lets_plot.geom_path

lets_plot.geom_path(mapping=None, *, data=None, stat=None, position=None, show_legend=None, sampling=None, tooltips=None, map=None, map_join=None, **other_args)

Connects observations in the order, how they appear in the data.

Parameters
  • mapping (FeatureSpec) – Set of aesthetic mappings created by aes() function. Aesthetic mappings describe the way that variables in the data are mapped to plot “aesthetics”.

  • data (dict or DataFrame or GeoDataFrame) – The data to be displayed in this layer. If None, the default, the data is inherited from the plot data as specified in the call to ggplot.

  • stat (str, default=’identity’) – The statistical transformation to use on the data for this layer, as a string. Supported transformations: ‘identity’ (leaves the data unchanged), ‘count’ (counts number of points with same x-axis coordinate), ‘bin’ (counts number of points with x-axis coordinate in the same bin), ‘smooth’ (performs smoothing - linear default), ‘density’ (computes and draws kernel density estimate).

  • position (str or FeatureSpec) – Position adjustment, either as a string (‘identity’, ‘stack’, ‘dodge’, …), or the result of a call to a position adjustment function.

  • show_legend (bool, default=True) – False - do not show legend for this layer.

  • sampling (FeatureSpec) – Result of the call to the sampling_xxx() function. Value None (or ‘none’) will disable sampling for this layer.

  • tooltips (layer_tooltips) – Result of the call to the layer_tooltips() function. Specifies appearance, style and content.

  • map (GeoDataFrame) – Data containing coordinates of lines.

  • map_join (str or list) – Keys used to join map coordinates with data. First value in pair - column/columns in data. Second value in pair - column/columns in map.

  • other_args – Other arguments passed on to the layer. These are often aesthetics settings used to set an aesthetic to a fixed value, like color=’red’, fill=’blue’, size=3 or shape=21. They may also be parameters to the paired geom/stat.

Returns

Geom object specification.

Return type

LayerSpec

Note

geom_path() connects the observations in the order in which they appear in the data. geom_path() lets you explore how two variables are related over time.

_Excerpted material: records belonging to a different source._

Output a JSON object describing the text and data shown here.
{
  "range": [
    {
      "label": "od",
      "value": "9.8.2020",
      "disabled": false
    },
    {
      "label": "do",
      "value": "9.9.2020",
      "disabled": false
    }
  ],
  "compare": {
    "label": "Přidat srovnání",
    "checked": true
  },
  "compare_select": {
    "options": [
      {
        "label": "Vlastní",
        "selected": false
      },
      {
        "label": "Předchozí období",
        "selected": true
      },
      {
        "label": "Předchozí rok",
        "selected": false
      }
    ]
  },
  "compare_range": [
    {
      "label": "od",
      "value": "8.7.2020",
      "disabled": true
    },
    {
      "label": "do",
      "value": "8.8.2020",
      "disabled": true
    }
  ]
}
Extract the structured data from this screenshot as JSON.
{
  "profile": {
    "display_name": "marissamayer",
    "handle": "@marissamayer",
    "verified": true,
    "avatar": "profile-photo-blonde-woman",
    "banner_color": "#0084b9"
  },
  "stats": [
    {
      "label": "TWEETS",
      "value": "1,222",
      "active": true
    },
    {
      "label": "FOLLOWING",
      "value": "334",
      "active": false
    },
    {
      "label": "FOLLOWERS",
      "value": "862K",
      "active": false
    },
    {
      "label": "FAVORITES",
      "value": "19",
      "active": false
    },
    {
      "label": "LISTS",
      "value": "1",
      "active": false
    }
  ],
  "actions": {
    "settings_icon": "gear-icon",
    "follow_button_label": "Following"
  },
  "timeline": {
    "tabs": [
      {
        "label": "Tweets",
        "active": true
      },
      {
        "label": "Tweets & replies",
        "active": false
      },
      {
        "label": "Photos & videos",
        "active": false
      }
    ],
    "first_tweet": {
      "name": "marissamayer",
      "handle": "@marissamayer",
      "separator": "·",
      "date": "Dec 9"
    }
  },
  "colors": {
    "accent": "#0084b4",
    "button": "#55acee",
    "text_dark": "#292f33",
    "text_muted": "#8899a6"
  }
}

geom_path() understands the following aesthetics mappings:

  • x : x-axis value.

  • y : y-axis value.

  • alpha : transparency level of a layer. Understands numbers between 0 and 1.

  • color (colour) : color of a geometry. Can be continuous or discrete. For continuous value this will be a color gradient between two colors.

  • linetype : type of the line. Codes and names: 0 = ‘blank’, 1 = ‘solid’, 2 = ‘dashed’, 3 = ‘dotted’, 4 = ‘dotdash’, 5 = ‘longdash’, 6 = ‘twodash.

  • size : line width.

Note

The data and map parameters of GeoDataFrame type support shapes LineString and MultiLineString.

Note

The conventions for the values of map_join parameter are as follows.

  • Joining data and GeoDataFrame object

    Data has a column named ‘State_name’ and GeoDataFrame has a matching column named ‘state’:

    • map_join=[‘State_Name’, ‘state’]

    • map_join=[[‘State_Name’], [‘state’]]

  • Joining data and Geocoder object

    Data has a column named ‘State_name’. The matching key in Geocoder is always ‘state’ (providing it is a state-level geocoder) and can be omitted:

    • map_join=’State_Name’

    • map_join=[‘State_Name’]

  • Joining data by composite key

    Joining by composite key works like in examples above, but instead of using a string for a simple key you need to use an array of strings for a composite key. The names in the composite key must be in the same order as in the US street addresses convention: ‘city’, ‘county’, ‘state’, ‘country’. For example, the data has columns ‘State_name’ and ‘County_name’. Joining with a 2-keys county level Geocoder object (the Geocoder keys ‘county’ and ‘state’ are omitted in this case):

    • map_join=[‘County_name’, ‘State_Name’]

Examples

1import numpy as np
2from lets_plot import *
3LetsPlot.setup_html()
4n = 100
5t = np.linspace(0, 2 * np.pi, n)
6data = {'x': t * np.sin(t), 'y': t * np.cos(t)}
7ggplot(data, aes(x='x', y='y')) + geom_path()